UPDATES FIGURES, ADDS REMARKS FROM HEALTH MINISTER
By Faruk Zorlu, Jeyhun Aliyev and Burak Dag
ANKARA (AA) – Turkey has administered over 50.75 million doses of COVID-19 vaccines since it launched a mass vaccination campaign in January, according to official figures released Thursday.
More than 35.15 million people have received their first doses, while over 15.25 million have been fully vaccinated, the Health Ministry said.
It also confirmed 5,288 new coronavirus cases in the last 24 hours, including 462 symptomatic patients.
Turkey's overall case tally is now over 5.43 million, while the nationwide death toll has reached 49,774 with 42 new fatalities.

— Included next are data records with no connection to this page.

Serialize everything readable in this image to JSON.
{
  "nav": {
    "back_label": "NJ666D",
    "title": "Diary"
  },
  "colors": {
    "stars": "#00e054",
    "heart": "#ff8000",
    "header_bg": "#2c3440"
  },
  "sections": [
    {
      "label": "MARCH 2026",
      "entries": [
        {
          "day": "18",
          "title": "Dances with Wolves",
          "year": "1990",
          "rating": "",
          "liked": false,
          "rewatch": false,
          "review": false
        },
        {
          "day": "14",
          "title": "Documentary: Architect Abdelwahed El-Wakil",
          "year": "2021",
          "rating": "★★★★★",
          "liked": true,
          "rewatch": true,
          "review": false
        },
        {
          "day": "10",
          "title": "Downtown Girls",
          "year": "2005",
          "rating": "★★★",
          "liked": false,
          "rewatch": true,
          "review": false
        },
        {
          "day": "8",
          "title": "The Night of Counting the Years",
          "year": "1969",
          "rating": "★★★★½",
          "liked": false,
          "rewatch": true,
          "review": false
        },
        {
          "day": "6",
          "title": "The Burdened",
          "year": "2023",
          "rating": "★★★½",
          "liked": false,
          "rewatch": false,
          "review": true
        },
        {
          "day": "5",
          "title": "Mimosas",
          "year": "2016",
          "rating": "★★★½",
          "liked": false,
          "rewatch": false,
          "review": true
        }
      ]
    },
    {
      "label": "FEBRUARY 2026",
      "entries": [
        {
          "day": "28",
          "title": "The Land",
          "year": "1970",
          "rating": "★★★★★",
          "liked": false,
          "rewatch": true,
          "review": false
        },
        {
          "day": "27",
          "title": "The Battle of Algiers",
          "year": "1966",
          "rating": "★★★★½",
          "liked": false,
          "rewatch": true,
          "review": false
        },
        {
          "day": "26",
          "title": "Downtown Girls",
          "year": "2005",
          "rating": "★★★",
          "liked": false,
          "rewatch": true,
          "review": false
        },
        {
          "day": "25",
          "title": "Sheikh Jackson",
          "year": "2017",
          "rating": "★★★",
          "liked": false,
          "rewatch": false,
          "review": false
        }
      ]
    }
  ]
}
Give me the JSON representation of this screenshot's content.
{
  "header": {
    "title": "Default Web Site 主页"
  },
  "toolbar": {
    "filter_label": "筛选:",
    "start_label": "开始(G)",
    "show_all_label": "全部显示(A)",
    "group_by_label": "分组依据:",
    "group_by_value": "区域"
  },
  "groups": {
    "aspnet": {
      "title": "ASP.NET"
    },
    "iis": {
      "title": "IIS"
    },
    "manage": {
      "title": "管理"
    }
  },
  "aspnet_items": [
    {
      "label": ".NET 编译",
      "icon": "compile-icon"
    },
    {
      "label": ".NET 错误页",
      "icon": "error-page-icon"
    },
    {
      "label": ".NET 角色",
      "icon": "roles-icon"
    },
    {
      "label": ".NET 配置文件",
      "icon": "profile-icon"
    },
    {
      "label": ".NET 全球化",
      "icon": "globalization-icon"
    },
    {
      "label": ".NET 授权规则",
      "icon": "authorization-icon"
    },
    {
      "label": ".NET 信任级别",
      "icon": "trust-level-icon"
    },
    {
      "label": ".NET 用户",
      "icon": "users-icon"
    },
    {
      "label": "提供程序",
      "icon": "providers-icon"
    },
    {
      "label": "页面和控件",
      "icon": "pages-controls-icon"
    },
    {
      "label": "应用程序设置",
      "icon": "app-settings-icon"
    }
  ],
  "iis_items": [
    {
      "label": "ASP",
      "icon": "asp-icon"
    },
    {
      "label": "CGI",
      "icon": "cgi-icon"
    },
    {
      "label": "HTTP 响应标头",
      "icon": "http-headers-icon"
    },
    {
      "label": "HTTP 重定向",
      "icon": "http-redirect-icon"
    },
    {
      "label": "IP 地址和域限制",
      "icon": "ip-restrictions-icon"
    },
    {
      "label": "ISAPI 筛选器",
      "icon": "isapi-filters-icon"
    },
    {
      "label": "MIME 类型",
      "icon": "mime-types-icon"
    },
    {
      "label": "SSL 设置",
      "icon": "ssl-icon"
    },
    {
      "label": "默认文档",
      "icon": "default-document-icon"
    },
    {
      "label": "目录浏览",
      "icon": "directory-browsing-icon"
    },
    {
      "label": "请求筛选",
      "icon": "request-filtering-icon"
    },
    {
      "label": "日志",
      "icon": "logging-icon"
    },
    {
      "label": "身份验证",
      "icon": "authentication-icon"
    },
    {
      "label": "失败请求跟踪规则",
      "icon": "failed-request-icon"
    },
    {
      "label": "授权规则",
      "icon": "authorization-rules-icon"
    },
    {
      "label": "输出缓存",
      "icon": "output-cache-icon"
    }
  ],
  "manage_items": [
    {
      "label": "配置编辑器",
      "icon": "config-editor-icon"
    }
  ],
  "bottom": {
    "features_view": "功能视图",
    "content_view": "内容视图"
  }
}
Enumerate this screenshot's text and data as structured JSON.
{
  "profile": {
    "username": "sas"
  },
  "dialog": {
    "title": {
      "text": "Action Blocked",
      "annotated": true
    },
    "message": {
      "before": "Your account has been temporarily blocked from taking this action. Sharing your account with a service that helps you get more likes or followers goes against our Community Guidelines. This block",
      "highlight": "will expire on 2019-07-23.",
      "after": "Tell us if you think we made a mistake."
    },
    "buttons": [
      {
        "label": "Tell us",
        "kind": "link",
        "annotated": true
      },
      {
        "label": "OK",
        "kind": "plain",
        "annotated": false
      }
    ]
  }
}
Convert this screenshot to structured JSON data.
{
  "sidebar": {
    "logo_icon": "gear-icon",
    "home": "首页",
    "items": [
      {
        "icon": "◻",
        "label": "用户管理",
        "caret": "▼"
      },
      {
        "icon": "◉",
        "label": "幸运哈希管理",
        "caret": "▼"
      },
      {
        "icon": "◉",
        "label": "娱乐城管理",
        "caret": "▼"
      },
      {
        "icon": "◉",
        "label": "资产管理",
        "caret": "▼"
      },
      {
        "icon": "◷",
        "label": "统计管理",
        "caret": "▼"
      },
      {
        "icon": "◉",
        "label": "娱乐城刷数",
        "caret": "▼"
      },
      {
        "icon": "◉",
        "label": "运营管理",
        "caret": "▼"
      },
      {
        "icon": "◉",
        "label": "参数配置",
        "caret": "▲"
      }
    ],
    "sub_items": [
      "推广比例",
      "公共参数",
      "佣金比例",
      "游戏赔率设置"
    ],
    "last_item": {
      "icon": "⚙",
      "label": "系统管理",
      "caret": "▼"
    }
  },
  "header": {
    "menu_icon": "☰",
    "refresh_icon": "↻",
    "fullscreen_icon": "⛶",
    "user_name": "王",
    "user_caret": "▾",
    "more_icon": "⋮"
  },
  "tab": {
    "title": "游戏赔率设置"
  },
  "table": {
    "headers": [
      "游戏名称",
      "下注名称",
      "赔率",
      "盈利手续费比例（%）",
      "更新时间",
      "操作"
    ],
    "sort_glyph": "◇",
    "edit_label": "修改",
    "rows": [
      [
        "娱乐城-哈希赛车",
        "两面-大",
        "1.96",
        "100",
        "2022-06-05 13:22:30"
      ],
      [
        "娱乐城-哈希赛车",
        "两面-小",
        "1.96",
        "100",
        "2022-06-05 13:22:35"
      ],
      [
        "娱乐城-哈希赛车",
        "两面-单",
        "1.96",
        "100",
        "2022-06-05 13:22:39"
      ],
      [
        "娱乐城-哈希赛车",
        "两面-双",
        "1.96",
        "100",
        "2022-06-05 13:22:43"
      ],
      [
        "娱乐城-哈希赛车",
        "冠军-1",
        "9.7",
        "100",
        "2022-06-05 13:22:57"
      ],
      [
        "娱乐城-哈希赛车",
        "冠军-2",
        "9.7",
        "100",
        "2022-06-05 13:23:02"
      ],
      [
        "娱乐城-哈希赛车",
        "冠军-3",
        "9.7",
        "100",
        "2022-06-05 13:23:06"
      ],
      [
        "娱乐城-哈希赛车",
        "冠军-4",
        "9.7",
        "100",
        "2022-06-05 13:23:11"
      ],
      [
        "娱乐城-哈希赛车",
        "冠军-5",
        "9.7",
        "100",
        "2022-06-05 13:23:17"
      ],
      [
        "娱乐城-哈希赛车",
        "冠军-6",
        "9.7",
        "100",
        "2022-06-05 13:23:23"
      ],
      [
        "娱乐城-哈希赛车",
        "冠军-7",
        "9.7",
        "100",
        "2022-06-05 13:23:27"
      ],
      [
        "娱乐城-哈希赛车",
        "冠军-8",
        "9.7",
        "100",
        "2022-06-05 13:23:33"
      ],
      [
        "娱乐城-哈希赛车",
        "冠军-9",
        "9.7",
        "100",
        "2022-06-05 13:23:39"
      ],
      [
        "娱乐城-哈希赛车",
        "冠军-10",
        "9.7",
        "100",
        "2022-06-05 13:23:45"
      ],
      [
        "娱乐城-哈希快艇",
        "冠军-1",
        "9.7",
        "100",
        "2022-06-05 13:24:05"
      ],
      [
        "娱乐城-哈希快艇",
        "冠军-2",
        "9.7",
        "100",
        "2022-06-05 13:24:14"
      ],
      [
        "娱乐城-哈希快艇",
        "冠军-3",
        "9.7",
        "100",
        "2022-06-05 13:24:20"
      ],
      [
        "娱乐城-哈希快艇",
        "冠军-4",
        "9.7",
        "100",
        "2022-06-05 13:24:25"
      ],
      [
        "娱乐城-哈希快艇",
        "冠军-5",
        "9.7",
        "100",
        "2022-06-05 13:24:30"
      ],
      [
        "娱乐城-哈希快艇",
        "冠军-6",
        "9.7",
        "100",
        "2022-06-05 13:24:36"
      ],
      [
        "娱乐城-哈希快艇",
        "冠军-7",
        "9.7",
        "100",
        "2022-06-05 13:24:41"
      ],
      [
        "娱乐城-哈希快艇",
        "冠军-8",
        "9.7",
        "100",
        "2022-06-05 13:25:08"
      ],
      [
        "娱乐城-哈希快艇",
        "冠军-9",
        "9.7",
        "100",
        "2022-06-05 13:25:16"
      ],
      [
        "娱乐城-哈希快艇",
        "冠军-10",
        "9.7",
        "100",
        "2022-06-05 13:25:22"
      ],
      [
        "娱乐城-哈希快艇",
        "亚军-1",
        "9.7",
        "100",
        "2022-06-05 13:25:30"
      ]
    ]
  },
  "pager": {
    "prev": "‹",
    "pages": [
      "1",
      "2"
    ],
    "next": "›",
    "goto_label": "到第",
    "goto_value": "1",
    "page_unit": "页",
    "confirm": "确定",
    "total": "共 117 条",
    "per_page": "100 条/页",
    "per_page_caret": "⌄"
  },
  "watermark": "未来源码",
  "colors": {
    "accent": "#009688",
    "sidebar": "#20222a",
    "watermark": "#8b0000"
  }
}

As many as 6,219 more patients have won the battle against the virus, taking the number of recoveries past 5.3 million.
Over 61 million coronavirus tests have been done to date.
The latest figures put the number of COVID-19 patients in critical condition at 706.
Health Minister Fahrettin Koca said on Twitter that over half of the country's population has been vaccinated with at least one COVID-19 shot.
"Today we passed 50 million vaccine doses. The number of people who have received at least one dose of vaccine is more than 35 million [and] 57% of our population aged 18 and above has been vaccinated. Our goal is 70% until the [Muslim Eid al-Adha] holiday [which falls around July 20 this year]. Vaccination cannot be neglected. Let's prioritize getting vaccinated," he said.
Amid a nationwide fall in virus cases and an expedited inoculation drive, Turkey has entered a new normalization phase, lifting almost all virus-related restrictions.
But seeking to limit the spread of the virus' Delta variant, it has suspended flights from Bangladesh, Brazil, South Africa, India, Nepal and Sri Lanka.
Meanwhile, passengers from the UK, Iran, Egypt and Singapore are required to have a negative COVID-19 test result taken within the last 72 hours.
Since December 2019, the pandemic has claimed over 3.95 million lives in 192 countries and regions, with some 182.4 million cases reported worldwide, according to US-based Johns Hopkins University.